When we lose our hearing, it effects our communication process. It effects our confidence. It plays with our memory... after all you can’t remember what you didn’t hear in the first place. It may not be the first topic that they really want to discuss with anyone. Denial is one of the main reasons that people avoid the conversation. Denial comes from a lack of understanding the extent of their hearing loss, cost of treatment, a fear that they are growing old, and of course the appearance of hearing aids.
To help you discuss your loved ones hearing loss and persuade them to take action, try these tips. Ask you hearing health care provider for the latest and relevant information about hearing loss and hearing aids. Every time they misunderstand what you said; remind them of the difficulty that they are having in hearing. Gently, do this gently. When you repeat yourself... ask them to repeat what they “think they heard”. This is educational for you and your loved one. It can also be quite humorous.
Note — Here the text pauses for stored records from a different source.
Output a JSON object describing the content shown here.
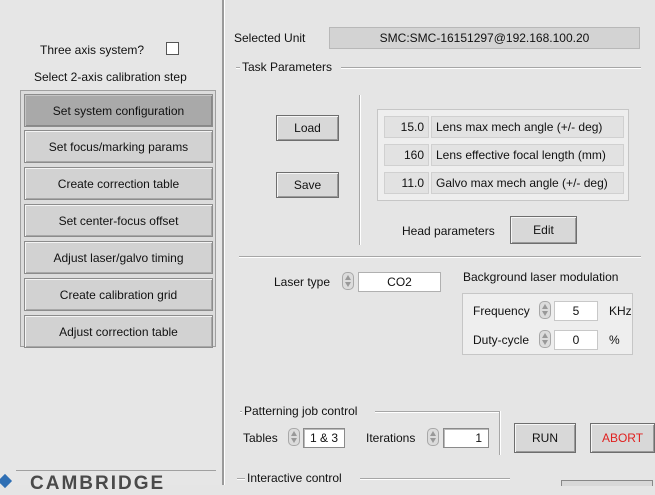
{
  "left": {
    "three_axis_label": "Three axis system?",
    "three_axis_checked": false,
    "steps_heading": "Select 2-axis calibration step",
    "steps": [
      {
        "label": "Set system configuration",
        "active": true
      },
      {
        "label": "Set focus/marking params",
        "active": false
      },
      {
        "label": "Create correction table",
        "active": false
      },
      {
        "label": "Set center-focus offset",
        "active": false
      },
      {
        "label": "Adjust laser/galvo timing",
        "active": false
      },
      {
        "label": "Create calibration grid",
        "active": false
      },
      {
        "label": "Adjust correction table",
        "active": false
      }
    ],
    "logo_text": "CAMBRIDGE"
  },
  "header": {
    "selected_unit_label": "Selected Unit",
    "selected_unit_value": "SMC:SMC-16151297@192.168.100.20"
  },
  "task": {
    "group_label": "Task Parameters",
    "load_label": "Load",
    "save_label": "Save",
    "lens_params": [
      {
        "value": "15.0",
        "label": "Lens max mech angle (+/- deg)"
      },
      {
        "value": "160",
        "label": "Lens effective focal length (mm)"
      },
      {
        "value": "11.0",
        "label": "Galvo max mech angle (+/- deg)"
      }
    ],
    "head_params_label": "Head parameters",
    "edit_label": "Edit"
  },
  "laser": {
    "type_label": "Laser type",
    "type_value": "CO2",
    "bg_mod_label": "Background laser modulation",
    "frequency_label": "Frequency",
    "frequency_value": "5",
    "frequency_unit": "KHz",
    "duty_label": "Duty-cycle",
    "duty_value": "0",
    "duty_unit": "%"
  },
  "patterning": {
    "group_label": "Patterning job control",
    "tables_label": "Tables",
    "tables_value": "1 & 3",
    "iterations_label": "Iterations",
    "iterations_value": "1",
    "run_label": "RUN",
    "abort_label": "ABORT",
    "abort_color": "#e0201f"
  },
  "interactive": {
    "group_label": "Interactive control"
  }
}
You may be up against a brick wall. Remember, this is personal, and everyone has their own reasons for being in denial. So if you run into resistance then be prepared. They may say to you; “My doctor would have told me if there was something wrong with my hearing”. This is not necessary true. Less than 20% of family doctors do hearing screenings with the annual physical. Another common response is: “a hearing aid will make my hearing loss more noticeable.” Wrong. Constantly asking people to repeat or interrupting constantly when others are speaking is much more noticeable. Perhaps you have tried to bring up the subject with your loved one and you got “a little hearing loss is no big deal.” Wrong again. Hearing loss is directly related to depression, withdrawal, stress, increased risk of personal injury and also a decrease in earning potential. During the conversation if you’re loved one mentioned that his friends think or act like he/she is confused, make sure and explain to them the association between hearing loss and dementia. Hearing loss is often confused with dementia and that is why it is so important to get a comprehensive hearing evaluation. Offer to schedule and attend an appointment with a hearing health care provider with them. Remind them that it only takes a little bit of time to change their life and yours.... for the better! To Hear Better is To Live Better.